[[ DATASET EXTRACT open ]]

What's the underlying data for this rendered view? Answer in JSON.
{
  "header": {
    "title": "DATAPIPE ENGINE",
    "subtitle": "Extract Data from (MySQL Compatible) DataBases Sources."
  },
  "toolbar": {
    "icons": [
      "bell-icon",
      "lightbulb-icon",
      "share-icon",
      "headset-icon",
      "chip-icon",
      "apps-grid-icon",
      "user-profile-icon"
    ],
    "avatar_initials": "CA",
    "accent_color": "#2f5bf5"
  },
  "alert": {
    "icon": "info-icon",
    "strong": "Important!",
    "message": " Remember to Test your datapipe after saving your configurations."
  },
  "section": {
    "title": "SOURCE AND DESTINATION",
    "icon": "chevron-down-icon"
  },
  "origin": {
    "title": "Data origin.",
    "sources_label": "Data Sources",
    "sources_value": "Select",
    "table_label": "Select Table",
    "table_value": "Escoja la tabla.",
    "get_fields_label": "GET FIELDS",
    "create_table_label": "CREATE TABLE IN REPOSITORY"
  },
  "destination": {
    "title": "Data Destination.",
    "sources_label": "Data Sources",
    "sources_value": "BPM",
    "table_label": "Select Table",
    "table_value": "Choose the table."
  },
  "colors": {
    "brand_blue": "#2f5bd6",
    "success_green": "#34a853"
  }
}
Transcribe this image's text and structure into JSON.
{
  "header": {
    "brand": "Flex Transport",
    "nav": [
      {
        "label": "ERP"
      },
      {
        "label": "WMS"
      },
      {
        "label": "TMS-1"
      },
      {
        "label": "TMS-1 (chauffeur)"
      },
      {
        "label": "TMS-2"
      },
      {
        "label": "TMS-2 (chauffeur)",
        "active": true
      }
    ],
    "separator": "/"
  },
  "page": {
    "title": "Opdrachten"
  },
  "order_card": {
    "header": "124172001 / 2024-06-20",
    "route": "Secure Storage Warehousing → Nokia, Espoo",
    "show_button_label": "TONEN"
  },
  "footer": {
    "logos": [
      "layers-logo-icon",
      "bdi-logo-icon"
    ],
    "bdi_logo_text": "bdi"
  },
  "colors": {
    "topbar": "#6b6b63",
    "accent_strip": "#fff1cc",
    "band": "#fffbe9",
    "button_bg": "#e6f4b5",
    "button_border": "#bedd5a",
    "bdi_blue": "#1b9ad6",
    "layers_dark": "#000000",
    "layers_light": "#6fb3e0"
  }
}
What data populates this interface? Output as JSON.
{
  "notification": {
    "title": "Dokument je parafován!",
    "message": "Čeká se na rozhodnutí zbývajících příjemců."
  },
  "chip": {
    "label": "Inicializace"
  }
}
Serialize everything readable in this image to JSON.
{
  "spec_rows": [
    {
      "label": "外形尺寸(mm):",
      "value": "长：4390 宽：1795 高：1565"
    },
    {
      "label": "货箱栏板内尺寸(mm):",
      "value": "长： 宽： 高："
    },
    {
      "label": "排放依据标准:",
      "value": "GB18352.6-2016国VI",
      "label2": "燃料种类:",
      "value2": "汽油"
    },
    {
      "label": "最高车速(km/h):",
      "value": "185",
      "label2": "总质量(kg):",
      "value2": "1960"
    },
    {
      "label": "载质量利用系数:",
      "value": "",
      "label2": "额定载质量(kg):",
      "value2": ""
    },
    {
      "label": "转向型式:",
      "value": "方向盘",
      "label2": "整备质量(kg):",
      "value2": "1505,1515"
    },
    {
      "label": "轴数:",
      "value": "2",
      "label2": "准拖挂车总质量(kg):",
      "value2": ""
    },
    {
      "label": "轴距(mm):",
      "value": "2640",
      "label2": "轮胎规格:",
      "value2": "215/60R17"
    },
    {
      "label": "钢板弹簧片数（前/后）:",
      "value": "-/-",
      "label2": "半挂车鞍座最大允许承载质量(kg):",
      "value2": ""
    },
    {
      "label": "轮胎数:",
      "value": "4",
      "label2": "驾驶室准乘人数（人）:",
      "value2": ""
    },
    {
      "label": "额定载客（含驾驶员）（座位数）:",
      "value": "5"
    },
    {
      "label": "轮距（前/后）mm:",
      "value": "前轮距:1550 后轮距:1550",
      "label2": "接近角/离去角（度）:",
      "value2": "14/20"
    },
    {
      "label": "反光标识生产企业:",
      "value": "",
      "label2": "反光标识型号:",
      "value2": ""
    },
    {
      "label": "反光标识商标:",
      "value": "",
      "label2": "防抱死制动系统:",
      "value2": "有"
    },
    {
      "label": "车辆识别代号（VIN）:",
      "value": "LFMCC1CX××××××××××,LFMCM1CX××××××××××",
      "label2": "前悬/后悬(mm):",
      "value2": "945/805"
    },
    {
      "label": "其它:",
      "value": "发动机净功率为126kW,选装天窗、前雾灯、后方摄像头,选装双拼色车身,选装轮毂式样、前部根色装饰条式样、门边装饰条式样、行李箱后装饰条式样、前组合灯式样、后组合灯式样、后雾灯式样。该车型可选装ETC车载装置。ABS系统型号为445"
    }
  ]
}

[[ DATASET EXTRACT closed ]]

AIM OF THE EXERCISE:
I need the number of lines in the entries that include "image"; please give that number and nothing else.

RESPONSE BOX:
2